10th June 2020 | Author: Dr John Lindsay
Cryo electron microscopy (EM) is an area that has shown significant and sustained growth in recent years. A large proportion of this due to its suitability for imaging of frozen and hydrated biological materials, avoiding the artefacts common to room temperature sample preparation. However, cryo is not limited to biological applications: more materials scientists are using the technique to look at beam sensitive materials (such as polymers and III-V semiconductors) and vacuum incompatible materials (solid-liquid interfaces, like hydro gels and batteries).
A key feature of Cryo EM samples is that they are vitrified, meaning that the water present in the sample solidifies without the formation of ice crystals (i.e. it maintains its room temperature structure frozen). This is very important for biological samples, which are typically over 80% water, where the formation of ice crystals causes damage and artefacts. Vitrification is achieved by either plunge freezing (dropping a small sample in ethane or propane cooled by liquid nitrogen), slam freezing (bringing the sample into rapid contact with a liquid nitrogen cooled metal block) or high pressure freezing (HPF, the simultaneous application of high pressure and liquid nitrogen). Imaging the ultrastructure of frozen and hydrated samples at high resolutions requires maintaining a cold environment within the microscope and cryo TEM utilises specialised sample holders and imaging protocols to avoid warming the sample up.
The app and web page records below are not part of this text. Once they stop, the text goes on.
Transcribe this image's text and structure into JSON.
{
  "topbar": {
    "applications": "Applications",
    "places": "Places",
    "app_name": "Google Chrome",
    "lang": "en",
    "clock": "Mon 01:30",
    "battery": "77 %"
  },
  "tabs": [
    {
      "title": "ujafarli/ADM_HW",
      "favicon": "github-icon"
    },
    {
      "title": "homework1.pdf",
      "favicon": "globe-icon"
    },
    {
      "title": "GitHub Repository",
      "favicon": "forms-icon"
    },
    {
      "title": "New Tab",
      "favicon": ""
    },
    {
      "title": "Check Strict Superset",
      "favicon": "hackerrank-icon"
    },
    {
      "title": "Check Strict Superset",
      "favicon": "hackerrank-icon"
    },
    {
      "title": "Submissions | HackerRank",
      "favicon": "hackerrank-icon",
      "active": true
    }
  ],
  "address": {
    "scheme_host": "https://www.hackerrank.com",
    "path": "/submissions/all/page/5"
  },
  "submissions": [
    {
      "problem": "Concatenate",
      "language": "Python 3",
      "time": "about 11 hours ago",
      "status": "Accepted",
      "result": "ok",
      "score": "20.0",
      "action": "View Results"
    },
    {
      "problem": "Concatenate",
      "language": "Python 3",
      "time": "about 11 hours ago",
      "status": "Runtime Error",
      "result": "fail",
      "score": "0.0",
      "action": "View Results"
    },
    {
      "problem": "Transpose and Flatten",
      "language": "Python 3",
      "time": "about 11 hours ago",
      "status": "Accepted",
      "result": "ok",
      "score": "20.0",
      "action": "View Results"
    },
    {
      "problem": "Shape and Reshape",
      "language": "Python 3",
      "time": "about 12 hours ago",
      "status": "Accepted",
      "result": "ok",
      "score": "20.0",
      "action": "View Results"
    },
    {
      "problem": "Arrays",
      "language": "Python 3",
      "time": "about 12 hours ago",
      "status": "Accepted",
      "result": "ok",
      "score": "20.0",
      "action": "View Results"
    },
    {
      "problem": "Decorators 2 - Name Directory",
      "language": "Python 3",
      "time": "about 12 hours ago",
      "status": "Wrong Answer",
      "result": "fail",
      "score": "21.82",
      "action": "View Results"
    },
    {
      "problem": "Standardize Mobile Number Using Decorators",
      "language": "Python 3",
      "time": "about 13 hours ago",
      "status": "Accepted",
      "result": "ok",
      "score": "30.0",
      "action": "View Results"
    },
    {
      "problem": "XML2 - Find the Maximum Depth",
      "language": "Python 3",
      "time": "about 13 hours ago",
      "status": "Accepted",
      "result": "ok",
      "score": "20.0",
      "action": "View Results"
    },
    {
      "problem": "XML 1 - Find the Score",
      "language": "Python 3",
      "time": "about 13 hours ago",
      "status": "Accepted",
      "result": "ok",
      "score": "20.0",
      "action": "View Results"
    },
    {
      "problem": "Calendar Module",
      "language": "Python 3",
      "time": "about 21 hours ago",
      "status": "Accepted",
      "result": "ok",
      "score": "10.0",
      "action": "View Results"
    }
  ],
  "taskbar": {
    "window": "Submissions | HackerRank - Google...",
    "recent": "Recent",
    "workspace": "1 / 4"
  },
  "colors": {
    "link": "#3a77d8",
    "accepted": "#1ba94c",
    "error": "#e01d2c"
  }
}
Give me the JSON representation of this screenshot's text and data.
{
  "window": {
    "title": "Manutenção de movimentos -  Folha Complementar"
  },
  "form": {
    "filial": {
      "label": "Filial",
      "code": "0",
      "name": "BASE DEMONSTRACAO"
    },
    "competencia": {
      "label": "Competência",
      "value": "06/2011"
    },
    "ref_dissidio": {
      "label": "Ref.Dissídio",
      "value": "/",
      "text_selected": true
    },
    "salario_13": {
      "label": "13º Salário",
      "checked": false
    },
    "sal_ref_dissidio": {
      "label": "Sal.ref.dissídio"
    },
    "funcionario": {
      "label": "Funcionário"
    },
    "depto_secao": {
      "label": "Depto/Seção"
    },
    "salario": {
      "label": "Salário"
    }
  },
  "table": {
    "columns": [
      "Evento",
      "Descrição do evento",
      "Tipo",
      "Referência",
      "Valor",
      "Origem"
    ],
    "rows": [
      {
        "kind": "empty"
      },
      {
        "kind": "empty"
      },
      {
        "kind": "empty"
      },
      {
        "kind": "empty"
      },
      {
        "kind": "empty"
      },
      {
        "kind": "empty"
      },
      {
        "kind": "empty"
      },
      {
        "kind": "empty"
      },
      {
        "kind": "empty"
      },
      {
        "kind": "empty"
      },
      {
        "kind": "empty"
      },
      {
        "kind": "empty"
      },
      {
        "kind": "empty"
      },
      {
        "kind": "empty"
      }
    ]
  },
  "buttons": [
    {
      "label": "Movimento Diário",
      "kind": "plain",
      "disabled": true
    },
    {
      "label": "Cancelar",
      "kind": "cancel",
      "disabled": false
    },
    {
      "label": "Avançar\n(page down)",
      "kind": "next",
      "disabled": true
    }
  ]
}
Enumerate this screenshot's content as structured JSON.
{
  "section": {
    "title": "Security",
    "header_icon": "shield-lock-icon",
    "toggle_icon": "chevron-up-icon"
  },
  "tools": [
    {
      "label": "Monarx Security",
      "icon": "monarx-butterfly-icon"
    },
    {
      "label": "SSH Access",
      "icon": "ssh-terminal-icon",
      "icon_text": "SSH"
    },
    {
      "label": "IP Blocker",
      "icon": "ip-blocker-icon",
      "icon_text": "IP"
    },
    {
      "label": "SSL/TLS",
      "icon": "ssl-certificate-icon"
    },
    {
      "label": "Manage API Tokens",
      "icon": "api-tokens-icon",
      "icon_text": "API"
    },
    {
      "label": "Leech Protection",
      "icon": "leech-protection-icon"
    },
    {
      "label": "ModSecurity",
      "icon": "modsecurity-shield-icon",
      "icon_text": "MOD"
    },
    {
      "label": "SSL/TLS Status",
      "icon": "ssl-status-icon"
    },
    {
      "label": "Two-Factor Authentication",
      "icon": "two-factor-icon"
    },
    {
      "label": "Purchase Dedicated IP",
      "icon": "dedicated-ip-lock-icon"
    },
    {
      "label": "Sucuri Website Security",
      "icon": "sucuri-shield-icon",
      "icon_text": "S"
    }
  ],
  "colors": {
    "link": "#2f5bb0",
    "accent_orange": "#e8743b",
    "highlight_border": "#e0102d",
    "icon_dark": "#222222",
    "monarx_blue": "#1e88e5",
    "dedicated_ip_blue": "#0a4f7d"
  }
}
TEM sample preparation at room temperature for all types of specimen in biological and materials sciences is often challenging. Cryo samples add an additional level of complexity. Cryo samples cannot be handled directly, must be kept at a temperature below -80°C, must not be exposed to humidity in the air and are extremely small and fragile. The samples must also be thin enough for the transmission of an electron beam. There are two established methods of producing thin cryo samples for TEM, cryo-ultramicrotomy (a microtome using a diamond knife to produce thin slices at cryo temperatures) and . Cryo-ultramicrotomy is an extremely specialised method that has a number of challenges, can introduce sample damage and has a limited ability to select specific regions within a sample. On grid cryo-FIB milling requires that the feature of interest is positioned in the central region of a TEM grid before freezing, which is not trivial due to sample size and requirements on handling. It also needs the full thickness of the frozen sample to be milled, which limits how the sample can be frozen and the types of sample that can be used, as HPF samples are too thick to mill and other freezing techniques are restricted to samples no larger than a single cell.
A common approach to site specific TEM lamella preparation of non-cryo samples is the in-situ FIB lift-out, detailed in a previous blog. This method uses a FIB to mill the sample and an OmniProbe to lift out the milled sample and transfer to a liftout grid. Once attached to the grid the sample is thinned. Sample attachment to the OmniProbe and grid occurs using beam assisted deposition. As the tip is at room temperature this method is not suitable for cryo applications and even with a cooled tip the conventional attachment methods will not work as the cryo conditions inside the microscope results in uncontrolled deposition.
Early design of the cryo shaft used to perform cryogenic FIB liftout
However, the lift out process can be adapted by modifications to the OmniProbe nanomanipulator to work on cryogenic specimens, both biological and non-biological. Modifications to the OmniProbe enable cooling of the probe tip without additional hardware (except a cryo-stage in the microscope). The probe tip temperature should be cooler than the sample, but warmer than the anti-contaminator device (ACD) i.e. ACD < Probe < Sample. The ACD is designed such that any contamination in the chamber condenses on the ACD, not on other parts at cryogenic temperatures, and must be the coolest part of the system. The Omniprobe achieves this balance by using passive cooling of the probe via the ACD. The ACD’s are typically at least 20oC cooler than the sample, and the efficiency of the passive connections used mean that the probe is typically around 10oC warmer than the ACD.
The final challenge attaching the cooled probe to the sample. The traditional method of beam assisted deposition does not work as the gas injected into the chamber condenses on the sample as a thick layer, which fills the milled trenches. We have developed a method which uses a low vapour pressure gas, which when injected deposits on the sample and probe as, allowing attachment of the probe to the sample without contamination or damage of the liftout sample. The gas used is a standard GIS chemistry intended to be used to enhance the ion beam milling rates of carbon, not for deposition. Using this method means the same workflow can be used for both room temperature and cryo liftout, with only slight changes.
Process demonstrated on a yeast cell (Tesco value yeast) extracted as control sample to compare to literature results, which are well documented.
While the development of the cryo liftout solution was aimed at biological and battery technology, we have also seen it used for some unexpected applications. These include a TEM sample of toothpaste to look at the distribution of nano particles and a cryo tomography sample of ice-cream to investigate the relationship between the pore size on the fat molecules and the formation of ice crystals (this is what causes ice cream to become crunchy when refrozen).
To find out more about our cryo liftout solution contact one of our application specialists.Contact Us
Dr John Lindsay
FIB Product Manager